Two weeks after…

Two weeks after my first published story, Jason and the Homeless Man, was published in the Jan-Feb issue of Skipping Stones magazine, my family had a celebratory dinner.  I asked my grandson, Brian,(9 years old) to pick the restaurant. He was the one who had a dream.  Several months before, he said to me, “Mama, I dreamed that I had missed your party for publishing your first book because I had fallen asleep.” I was so touched by his confidence in me, who had about 14 rejections at the time.  He picked his favorite Japanese buffet restaurant

His twin sister, Isabelle, is a good proof reader.  I always read to them my stories, either on the computer or in print.  She has caught several typo mistakes.  One time, she said, “You used the same words just before.” She was right. 


SCBWI conference

Surprise guest speaker: Henry Winkler who co-wrote 19 books with Lin Oliver.  He addressed in particular the ones new to writing.  I wonder if the younger attendees knew who he was.  He was funny and encouraging.  He did poorly in school and was nicknamed Dumb Dog in German by his parents.  His father fled Europe, bought a timber business here and wanted Winkler to take over the business.  Winkler had wanted to be an actor since he was seven.  “You want me to sell   WOOD?”

When he had  a low in his acting career,”Who knew there would be a low?” he asked, he was introduced to Lin Oliver . Now they work in her office. He talks, she types on the computer.She talks and types. Then they talk and finish with several pages of manuscripts. When he held his first book in his hand, he rubbed it on his hand and body..  Hmm.. I wonder if I’ll do that.

Discussion of diversity, multiculturalism;  Make sure you do the research if you’r not from that ethnic group.  Editors have been known to miss errors of the writers.  Publishers also have to be true to the story by putting people of color on the covers. They had put white characters on the covers when the protagonists were people of color.


Discussion on fiction: YA and MG stories are in demand.  Forget abut rules, write what works for you.(I guess not so when we’re writing for a course) . Write for your reader self, not your writer self. Write wht you hold to your heart. You must care for your character.


Non-fiction: Unlike magazine publishing, book publishers want more fiction than non-fiction. Before approaching an agent, you must have a sense of the market place, what do you have to bring to the table, who do you think would be interested in your book. Blog: Why non-fiction matters.

There’s a market for non-fiction picture books:less than 800 words.


Closing keynote speaker: Jane Yolen; wrote 350 books. Only after 250th book, did she become famous.  She spoke to midlist authors, authors who have not sold a book in years. She gave three grants to three such authors so that they can either buy a new computer, go on a vacation, rejuenate themselves. ) one $2000 grant, and two $500 grants.

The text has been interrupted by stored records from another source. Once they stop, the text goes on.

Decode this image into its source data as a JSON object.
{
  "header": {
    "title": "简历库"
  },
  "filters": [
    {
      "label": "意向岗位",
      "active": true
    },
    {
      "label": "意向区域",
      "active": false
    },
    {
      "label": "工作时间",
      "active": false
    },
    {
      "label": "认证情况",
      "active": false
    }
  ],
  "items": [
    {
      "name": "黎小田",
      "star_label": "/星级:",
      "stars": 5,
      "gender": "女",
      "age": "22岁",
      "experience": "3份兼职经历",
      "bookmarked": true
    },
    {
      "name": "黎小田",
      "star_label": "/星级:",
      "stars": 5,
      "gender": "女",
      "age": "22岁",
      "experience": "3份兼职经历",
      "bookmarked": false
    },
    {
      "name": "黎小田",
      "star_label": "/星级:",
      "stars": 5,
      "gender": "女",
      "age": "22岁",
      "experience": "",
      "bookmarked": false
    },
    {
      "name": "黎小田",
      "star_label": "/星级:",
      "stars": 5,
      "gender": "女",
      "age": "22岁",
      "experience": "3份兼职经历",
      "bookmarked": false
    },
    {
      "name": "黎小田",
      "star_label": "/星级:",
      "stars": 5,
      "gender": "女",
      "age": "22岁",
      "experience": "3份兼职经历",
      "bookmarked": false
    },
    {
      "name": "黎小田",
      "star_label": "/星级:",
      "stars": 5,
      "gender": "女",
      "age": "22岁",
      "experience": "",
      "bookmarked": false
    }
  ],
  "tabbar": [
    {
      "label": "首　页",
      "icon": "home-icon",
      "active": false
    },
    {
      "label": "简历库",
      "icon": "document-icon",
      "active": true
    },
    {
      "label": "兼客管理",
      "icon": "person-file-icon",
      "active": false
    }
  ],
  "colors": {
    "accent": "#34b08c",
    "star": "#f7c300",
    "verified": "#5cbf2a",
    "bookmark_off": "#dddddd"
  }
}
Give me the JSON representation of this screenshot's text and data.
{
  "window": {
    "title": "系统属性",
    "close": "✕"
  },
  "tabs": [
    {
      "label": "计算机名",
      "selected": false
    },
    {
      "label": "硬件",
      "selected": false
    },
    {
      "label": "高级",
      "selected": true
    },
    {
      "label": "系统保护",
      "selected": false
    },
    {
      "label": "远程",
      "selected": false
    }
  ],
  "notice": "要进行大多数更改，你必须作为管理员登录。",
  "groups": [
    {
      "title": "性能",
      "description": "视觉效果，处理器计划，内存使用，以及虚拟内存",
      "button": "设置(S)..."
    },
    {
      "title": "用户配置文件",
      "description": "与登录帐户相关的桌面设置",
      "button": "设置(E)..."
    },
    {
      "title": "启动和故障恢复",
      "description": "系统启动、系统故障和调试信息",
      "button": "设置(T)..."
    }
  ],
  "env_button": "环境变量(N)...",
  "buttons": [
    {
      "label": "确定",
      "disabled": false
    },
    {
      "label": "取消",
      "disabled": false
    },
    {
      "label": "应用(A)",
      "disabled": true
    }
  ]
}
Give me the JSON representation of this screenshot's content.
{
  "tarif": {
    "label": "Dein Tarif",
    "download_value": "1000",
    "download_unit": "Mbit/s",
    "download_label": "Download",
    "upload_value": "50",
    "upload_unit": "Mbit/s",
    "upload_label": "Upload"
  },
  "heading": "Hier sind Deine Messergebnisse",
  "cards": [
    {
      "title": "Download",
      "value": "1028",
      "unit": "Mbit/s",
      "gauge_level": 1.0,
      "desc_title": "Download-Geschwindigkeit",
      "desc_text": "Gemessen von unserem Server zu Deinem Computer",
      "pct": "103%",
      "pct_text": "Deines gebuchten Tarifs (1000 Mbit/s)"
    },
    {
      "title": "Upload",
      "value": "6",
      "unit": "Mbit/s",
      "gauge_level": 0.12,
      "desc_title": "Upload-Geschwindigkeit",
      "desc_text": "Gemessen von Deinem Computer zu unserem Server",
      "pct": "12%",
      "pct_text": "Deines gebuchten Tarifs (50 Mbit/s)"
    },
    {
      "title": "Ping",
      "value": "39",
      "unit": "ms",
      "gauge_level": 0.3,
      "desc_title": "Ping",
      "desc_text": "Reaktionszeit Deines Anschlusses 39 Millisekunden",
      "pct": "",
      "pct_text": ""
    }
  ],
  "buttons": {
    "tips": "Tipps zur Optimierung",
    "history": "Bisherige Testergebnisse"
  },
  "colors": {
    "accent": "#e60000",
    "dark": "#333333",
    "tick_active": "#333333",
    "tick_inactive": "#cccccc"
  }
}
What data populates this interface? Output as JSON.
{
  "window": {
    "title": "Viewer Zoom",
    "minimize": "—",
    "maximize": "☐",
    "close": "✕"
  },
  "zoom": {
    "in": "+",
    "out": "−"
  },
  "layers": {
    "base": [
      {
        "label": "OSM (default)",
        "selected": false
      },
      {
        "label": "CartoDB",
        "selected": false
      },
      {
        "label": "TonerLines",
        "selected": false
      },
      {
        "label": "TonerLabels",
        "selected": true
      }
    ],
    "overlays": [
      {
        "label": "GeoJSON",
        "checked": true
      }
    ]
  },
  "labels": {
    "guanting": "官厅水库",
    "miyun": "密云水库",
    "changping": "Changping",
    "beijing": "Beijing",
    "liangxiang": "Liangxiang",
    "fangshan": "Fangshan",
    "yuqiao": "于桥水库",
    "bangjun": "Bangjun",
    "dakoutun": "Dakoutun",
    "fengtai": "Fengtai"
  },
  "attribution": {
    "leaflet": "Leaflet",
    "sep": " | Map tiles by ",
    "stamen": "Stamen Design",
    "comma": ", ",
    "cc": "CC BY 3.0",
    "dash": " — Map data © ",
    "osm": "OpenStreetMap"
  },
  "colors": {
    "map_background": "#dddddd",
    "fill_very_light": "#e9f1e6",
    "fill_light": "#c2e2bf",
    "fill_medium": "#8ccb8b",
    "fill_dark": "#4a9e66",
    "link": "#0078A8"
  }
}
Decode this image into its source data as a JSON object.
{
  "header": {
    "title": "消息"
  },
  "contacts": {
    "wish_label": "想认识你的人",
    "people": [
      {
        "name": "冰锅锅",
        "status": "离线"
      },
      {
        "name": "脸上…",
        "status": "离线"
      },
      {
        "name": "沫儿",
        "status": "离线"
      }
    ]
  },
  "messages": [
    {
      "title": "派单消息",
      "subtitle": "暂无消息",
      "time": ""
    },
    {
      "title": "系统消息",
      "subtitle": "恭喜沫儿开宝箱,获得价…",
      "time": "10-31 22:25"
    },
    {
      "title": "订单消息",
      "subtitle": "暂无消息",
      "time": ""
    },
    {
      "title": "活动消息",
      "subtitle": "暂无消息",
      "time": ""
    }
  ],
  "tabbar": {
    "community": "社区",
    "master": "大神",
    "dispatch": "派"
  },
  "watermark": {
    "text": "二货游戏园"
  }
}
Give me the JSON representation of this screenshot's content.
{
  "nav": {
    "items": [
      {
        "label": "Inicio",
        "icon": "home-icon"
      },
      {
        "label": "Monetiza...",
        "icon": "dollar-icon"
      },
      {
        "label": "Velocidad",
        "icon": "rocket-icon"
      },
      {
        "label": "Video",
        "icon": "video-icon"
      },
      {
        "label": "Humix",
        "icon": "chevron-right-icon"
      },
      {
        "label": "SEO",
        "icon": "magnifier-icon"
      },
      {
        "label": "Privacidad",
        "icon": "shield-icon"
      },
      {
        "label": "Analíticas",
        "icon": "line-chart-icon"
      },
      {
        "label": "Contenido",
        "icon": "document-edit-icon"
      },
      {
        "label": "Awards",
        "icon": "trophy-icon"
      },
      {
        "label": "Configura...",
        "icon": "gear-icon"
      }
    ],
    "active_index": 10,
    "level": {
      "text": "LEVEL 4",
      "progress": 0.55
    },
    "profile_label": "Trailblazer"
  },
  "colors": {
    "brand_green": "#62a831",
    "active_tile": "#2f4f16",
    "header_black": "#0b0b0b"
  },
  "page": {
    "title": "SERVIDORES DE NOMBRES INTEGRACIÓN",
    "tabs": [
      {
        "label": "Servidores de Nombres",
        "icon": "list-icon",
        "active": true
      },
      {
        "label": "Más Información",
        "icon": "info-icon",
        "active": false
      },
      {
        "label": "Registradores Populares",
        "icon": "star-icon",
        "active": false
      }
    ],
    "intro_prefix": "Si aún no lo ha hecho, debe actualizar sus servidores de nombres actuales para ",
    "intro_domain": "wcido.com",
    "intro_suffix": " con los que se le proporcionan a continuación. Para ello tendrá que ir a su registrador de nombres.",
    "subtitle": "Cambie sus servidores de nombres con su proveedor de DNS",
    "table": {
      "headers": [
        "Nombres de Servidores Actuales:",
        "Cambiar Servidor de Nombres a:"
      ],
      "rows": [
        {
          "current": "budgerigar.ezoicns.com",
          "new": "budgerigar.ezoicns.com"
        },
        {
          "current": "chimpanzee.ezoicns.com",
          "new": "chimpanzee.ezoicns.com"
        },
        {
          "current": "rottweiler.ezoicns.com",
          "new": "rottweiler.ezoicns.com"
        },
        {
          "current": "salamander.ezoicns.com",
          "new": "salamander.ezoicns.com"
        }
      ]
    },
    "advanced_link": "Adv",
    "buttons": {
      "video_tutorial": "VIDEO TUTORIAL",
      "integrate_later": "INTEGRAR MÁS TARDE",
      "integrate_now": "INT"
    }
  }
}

She still gets rejection letters twice a month.

Consensus: publishing is robust. There’s a global reach, publishers try to sell world rights. Your book should be able to travel beyond U.S.

From the last panelists:Try to write stories with a classic feel, not trendy feel.

Write for 2nd and 3rd graders

Write what young people want to know.

Show your work to others, and enemies too.

There’s some publisher out there for you, besides the big six.

Read and revise


My impression: conference was very well organized.  It was only one and a half days.  If it were two whole days, I could have attended two more small discussion groups such as: revision and picture books. Since I spent only a senior half fare to get there, it was worth the fee. I didn’t do a lot of networking, probably my own fault.  I did get the cards of a few illustrators in case I need one for Skipping Stones!